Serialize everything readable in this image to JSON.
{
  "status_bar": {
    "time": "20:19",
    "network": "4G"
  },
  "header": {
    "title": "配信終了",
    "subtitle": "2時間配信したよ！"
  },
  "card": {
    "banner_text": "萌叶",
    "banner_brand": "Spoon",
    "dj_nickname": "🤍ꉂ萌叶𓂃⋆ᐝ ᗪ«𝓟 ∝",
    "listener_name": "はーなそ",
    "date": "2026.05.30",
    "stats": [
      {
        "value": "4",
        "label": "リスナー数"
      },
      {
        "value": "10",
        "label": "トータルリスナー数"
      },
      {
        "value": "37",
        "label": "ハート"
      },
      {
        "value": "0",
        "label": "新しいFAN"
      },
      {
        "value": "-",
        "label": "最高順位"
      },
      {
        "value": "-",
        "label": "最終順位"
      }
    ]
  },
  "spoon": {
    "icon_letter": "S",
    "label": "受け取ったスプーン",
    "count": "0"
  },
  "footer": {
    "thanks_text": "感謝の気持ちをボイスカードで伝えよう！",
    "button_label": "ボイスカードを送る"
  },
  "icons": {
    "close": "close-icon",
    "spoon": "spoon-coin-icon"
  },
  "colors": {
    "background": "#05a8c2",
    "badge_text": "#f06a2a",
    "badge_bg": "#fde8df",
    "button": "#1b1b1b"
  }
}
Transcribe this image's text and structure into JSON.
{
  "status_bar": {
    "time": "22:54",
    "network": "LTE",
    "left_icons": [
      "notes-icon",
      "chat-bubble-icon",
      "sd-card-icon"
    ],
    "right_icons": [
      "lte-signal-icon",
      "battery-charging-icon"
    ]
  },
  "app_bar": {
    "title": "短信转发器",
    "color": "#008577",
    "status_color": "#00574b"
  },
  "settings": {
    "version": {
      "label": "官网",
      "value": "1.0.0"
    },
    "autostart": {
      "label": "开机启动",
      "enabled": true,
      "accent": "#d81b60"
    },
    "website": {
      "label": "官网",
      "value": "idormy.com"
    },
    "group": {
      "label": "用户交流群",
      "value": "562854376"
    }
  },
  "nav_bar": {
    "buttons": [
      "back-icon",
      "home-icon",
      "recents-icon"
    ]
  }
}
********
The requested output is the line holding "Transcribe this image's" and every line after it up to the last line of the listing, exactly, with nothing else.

Transcribe this image's text and structure into JSON.
{
  "status_bar": {
    "time": "22:54",
    "network": "LTE",
    "left_icons": [
      "notes-icon",
      "chat-bubble-icon",
      "sd-card-icon"
    ],
    "right_icons": [
      "lte-signal-icon",
      "battery-charging-icon"
    ]
  },
  "app_bar": {
    "title": "短信转发器",
    "color": "#008577",
    "status_color": "#00574b"
  },
  "settings": {
    "version": {
      "label": "官网",
      "value": "1.0.0"
    },
    "autostart": {
      "label": "开机启动",
      "enabled": true,
      "accent": "#d81b60"
    },
    "website": {
      "label": "官网",
      "value": "idormy.com"
    },
    "group": {
      "label": "用户交流群",
      "value": "562854376"
    }
  },
  "nav_bar": {
    "buttons": [
      "back-icon",
      "home-icon",
      "recents-icon"
    ]
  }
}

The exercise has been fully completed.